[Excerpts from an interface dataset]
* * *
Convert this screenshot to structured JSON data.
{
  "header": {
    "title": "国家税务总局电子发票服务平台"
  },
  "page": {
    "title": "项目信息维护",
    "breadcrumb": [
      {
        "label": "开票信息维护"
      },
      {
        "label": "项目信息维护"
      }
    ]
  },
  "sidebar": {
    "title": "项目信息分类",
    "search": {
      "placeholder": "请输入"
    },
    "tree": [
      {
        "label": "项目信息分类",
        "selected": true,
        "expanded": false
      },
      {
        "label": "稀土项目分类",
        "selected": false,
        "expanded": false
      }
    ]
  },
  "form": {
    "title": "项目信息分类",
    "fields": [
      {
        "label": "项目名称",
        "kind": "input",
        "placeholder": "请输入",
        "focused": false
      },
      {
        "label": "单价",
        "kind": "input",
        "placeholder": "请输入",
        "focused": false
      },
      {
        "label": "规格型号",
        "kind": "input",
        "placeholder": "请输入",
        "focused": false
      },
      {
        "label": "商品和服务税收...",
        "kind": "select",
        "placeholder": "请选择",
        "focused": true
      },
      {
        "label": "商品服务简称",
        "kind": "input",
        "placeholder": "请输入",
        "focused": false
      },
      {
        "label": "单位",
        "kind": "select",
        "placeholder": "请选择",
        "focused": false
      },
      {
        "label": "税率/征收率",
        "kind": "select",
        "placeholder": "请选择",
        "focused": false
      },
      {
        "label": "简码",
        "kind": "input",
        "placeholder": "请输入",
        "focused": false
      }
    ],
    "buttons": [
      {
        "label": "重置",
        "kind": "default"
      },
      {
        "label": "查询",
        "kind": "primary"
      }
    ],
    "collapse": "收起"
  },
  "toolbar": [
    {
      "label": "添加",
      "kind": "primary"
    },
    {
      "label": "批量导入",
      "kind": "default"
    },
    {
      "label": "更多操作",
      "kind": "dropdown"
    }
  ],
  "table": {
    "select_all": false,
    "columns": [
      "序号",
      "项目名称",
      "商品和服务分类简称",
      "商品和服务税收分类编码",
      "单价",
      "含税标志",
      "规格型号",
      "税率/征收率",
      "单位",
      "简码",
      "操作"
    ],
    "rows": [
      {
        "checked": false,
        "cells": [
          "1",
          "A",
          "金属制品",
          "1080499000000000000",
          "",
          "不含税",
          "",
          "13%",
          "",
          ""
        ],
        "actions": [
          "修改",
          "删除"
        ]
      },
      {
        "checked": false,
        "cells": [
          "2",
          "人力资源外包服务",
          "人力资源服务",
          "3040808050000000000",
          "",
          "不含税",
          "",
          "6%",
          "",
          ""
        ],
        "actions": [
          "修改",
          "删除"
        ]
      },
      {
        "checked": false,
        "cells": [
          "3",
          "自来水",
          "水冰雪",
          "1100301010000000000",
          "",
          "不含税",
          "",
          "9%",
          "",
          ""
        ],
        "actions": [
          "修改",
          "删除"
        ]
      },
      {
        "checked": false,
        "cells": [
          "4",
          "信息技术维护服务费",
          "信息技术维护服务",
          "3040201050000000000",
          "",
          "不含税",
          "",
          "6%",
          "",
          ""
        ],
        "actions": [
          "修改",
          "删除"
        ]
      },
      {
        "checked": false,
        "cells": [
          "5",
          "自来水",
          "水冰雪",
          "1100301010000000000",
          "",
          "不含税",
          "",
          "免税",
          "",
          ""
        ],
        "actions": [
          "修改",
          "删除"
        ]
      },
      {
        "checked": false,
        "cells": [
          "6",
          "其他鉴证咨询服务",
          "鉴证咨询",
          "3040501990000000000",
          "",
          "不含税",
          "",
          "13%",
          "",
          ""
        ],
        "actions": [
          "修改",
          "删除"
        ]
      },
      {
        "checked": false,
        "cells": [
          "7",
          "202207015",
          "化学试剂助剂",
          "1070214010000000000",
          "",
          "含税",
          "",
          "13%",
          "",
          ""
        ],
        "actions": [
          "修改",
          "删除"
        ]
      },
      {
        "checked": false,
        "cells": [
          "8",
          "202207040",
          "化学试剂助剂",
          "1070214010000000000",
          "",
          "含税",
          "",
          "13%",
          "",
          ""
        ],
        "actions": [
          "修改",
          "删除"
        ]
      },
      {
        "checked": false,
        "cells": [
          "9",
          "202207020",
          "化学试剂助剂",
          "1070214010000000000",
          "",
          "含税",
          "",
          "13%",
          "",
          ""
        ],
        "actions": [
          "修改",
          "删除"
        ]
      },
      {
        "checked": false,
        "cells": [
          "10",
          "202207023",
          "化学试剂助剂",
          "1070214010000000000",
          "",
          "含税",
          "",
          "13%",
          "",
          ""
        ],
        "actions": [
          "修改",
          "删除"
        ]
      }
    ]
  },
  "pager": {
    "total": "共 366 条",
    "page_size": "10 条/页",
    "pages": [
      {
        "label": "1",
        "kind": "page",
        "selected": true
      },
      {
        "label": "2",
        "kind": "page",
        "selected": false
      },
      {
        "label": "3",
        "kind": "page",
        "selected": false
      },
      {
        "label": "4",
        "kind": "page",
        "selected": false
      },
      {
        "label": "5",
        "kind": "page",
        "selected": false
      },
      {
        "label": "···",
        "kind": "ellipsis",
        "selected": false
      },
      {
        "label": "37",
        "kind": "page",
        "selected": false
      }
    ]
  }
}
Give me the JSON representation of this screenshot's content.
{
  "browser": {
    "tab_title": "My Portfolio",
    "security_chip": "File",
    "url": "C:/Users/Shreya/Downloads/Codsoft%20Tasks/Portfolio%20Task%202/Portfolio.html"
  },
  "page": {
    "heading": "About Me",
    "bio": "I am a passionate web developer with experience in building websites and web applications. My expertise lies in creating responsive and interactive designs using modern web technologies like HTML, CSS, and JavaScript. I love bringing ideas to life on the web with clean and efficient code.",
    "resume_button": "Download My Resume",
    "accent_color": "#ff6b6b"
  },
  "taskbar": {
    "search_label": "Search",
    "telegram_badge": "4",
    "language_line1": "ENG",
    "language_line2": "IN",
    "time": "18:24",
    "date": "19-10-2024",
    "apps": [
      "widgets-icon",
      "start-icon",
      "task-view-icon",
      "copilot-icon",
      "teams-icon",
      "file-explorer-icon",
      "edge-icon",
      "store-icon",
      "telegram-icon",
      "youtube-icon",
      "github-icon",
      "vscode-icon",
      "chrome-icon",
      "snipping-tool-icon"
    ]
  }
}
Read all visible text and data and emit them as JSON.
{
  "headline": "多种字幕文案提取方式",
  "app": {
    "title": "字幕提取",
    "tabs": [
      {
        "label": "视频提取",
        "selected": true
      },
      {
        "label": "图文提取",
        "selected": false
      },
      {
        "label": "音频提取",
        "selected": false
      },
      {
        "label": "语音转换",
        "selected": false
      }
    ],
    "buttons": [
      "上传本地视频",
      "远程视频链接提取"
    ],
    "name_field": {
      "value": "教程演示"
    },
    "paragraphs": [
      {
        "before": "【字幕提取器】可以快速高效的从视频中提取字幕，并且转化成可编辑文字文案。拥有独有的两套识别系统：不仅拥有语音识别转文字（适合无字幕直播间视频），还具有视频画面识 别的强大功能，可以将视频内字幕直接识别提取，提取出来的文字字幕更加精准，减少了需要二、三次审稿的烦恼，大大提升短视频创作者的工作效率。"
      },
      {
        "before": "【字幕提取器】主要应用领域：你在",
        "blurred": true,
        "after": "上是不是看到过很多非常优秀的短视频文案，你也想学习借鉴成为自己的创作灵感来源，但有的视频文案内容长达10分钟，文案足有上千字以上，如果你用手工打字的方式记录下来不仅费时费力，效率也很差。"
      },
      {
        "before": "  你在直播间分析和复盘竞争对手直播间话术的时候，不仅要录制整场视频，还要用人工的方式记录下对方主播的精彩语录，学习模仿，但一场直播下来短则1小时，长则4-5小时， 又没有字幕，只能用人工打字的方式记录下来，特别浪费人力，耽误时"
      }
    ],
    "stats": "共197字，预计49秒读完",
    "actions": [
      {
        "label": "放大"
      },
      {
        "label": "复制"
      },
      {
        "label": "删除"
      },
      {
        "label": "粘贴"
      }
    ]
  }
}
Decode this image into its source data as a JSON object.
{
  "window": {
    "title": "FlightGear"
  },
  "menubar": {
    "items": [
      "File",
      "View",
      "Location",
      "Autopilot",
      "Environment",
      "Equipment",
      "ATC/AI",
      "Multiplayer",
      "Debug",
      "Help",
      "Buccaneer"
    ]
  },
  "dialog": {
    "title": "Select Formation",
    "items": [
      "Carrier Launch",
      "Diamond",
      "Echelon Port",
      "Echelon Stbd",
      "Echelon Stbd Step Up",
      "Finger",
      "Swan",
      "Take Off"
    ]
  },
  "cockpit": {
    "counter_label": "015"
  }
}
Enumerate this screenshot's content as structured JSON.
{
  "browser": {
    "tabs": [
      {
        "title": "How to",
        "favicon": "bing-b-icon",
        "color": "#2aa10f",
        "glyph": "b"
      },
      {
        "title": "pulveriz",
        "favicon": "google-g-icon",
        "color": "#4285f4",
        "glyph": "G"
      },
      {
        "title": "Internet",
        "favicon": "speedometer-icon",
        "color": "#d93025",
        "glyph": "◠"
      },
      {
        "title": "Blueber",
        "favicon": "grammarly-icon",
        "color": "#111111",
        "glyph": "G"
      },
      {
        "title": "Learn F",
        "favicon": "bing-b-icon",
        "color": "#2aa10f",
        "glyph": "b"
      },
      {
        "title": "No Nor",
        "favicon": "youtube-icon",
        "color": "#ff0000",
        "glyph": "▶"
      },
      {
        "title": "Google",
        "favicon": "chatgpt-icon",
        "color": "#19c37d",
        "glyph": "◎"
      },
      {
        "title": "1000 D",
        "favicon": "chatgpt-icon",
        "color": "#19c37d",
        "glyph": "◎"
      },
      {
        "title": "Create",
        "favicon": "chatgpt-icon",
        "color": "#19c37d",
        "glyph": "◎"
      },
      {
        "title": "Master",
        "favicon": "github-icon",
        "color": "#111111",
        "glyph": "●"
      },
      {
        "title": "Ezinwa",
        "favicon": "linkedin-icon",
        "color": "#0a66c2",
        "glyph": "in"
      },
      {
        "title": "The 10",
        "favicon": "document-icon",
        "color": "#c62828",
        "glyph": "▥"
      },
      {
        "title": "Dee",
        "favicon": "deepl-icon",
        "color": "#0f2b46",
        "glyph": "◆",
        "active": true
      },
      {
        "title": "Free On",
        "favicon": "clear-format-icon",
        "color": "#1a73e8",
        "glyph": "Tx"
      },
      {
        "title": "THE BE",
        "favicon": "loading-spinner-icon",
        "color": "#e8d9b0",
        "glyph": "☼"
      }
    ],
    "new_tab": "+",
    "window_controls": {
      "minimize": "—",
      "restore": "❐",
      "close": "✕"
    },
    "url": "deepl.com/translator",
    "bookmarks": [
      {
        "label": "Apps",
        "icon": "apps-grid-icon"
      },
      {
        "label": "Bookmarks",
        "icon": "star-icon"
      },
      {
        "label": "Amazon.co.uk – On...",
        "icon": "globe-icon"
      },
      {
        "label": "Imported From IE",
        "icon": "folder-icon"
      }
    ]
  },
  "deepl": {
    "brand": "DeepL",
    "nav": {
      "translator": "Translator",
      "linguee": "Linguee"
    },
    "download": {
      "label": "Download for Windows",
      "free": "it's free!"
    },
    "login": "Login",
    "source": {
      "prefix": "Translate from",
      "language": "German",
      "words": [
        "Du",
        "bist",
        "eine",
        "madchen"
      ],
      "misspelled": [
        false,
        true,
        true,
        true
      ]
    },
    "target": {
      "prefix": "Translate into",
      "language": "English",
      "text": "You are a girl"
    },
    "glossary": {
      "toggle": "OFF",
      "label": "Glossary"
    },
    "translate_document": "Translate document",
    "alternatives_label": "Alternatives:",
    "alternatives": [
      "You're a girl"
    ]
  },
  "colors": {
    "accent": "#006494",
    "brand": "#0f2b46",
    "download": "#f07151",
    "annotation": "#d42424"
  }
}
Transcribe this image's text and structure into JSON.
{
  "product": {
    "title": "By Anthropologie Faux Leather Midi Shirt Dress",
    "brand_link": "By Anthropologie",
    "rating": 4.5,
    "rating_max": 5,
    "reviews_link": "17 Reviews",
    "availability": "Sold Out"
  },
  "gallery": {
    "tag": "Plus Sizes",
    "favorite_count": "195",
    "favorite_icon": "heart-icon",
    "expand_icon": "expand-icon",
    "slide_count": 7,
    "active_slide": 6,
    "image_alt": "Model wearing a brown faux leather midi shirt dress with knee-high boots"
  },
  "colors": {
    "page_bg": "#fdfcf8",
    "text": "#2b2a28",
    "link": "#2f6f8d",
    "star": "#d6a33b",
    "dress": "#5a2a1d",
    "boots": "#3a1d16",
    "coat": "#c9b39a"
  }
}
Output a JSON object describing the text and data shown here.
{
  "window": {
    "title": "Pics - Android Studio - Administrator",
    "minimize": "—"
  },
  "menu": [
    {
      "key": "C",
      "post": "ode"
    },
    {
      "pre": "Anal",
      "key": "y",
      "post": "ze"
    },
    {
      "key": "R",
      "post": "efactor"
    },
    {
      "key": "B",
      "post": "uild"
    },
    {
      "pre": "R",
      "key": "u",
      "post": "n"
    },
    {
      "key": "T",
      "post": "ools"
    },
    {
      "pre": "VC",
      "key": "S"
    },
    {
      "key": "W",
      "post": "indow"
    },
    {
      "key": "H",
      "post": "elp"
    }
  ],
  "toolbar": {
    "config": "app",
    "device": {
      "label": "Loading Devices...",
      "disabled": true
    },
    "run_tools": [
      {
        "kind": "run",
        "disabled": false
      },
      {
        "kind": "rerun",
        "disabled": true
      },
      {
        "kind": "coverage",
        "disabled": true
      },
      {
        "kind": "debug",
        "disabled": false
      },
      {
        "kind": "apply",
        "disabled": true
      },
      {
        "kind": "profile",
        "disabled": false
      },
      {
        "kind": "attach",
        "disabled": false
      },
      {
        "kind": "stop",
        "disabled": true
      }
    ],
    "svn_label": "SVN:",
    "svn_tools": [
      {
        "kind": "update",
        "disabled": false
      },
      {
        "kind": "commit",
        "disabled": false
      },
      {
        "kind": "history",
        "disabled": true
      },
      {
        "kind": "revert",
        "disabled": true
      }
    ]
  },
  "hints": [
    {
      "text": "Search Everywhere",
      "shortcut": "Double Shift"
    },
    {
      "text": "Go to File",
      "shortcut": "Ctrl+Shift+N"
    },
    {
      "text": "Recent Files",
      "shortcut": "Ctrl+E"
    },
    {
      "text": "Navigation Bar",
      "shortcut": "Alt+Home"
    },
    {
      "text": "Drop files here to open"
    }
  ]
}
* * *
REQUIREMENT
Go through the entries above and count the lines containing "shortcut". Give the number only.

RESULT OF THIS TASK
4